Free Exercise Clause Does Not Bar Court From Deciding Whether Trade Secret Was Misappropriated

Art of Living Foundation v. Does, 2012 U.S. Dist. LEXIS 61582 (ND CA, May 1, 2012) is a copyright infringement and trade secret misappropriation case brought by foundation that teaches the wellness and spiritual lessons of Ravi Shankar, including courses on breathing, meditation, and yoga. One of the defendants posted copies of the Foundation's teaching materials on his blog. The court held that it could decide the trade secret claims without being required to interpret Hindu beliefs or other religious teachings.

Defendants argue that the alleged trade secrets are merely conventional Hindu mystical claims, and that insofar as the Foundation claims it has added novel elements to traditional Hindu concepts, determining this "would ensnare the judicial system in questions of religious doctrine" in contravention of the 1st Amendment's free exercise clause. The court, however, disagreed concluding that it can determine the trade secret status of the materials just as it would any secular work by comparing the material to what is generally known to the public, considering whether plaintiff derived economic value from the nondisclosure, and evaluating whether plaintiff took reasonable measures to maintain the secrecy of the information.

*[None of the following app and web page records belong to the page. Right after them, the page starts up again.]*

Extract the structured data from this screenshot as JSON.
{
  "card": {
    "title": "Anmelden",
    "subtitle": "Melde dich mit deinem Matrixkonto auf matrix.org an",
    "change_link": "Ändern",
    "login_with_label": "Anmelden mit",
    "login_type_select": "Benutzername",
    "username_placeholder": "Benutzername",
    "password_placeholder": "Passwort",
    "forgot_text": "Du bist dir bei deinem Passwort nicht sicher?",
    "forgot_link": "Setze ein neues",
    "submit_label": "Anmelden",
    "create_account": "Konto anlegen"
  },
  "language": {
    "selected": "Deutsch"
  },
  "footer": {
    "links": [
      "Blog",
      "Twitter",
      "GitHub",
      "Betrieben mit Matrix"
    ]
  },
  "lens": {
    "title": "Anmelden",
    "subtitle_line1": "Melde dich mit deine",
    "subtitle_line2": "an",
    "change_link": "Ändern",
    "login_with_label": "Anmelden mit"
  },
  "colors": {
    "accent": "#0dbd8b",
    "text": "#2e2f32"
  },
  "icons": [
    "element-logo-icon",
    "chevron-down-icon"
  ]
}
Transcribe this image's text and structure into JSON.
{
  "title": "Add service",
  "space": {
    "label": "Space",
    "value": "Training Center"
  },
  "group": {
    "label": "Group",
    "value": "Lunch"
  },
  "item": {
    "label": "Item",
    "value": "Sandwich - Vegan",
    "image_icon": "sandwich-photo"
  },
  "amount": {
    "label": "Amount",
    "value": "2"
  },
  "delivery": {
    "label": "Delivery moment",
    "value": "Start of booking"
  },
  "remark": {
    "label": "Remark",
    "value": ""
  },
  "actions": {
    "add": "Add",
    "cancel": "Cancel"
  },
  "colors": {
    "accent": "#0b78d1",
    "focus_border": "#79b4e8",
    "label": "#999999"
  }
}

Quoting from an earlier case, the court said:
"While the trade secret laws did not necessarily develop to allow a religion to protect a monopoly in its religious practices, the laws have nonetheless expanded such that [a religious entity's] techniques, [if] 'used in the operation of the enterprise,' are deserving of protection if secret and valuable."
The court then added:
A defendant cannot deprive a plaintiff's materials of trade secret protection simply by invoking the Free Exercise Clause through allegations that the materials overlap with religious doctrinal principles.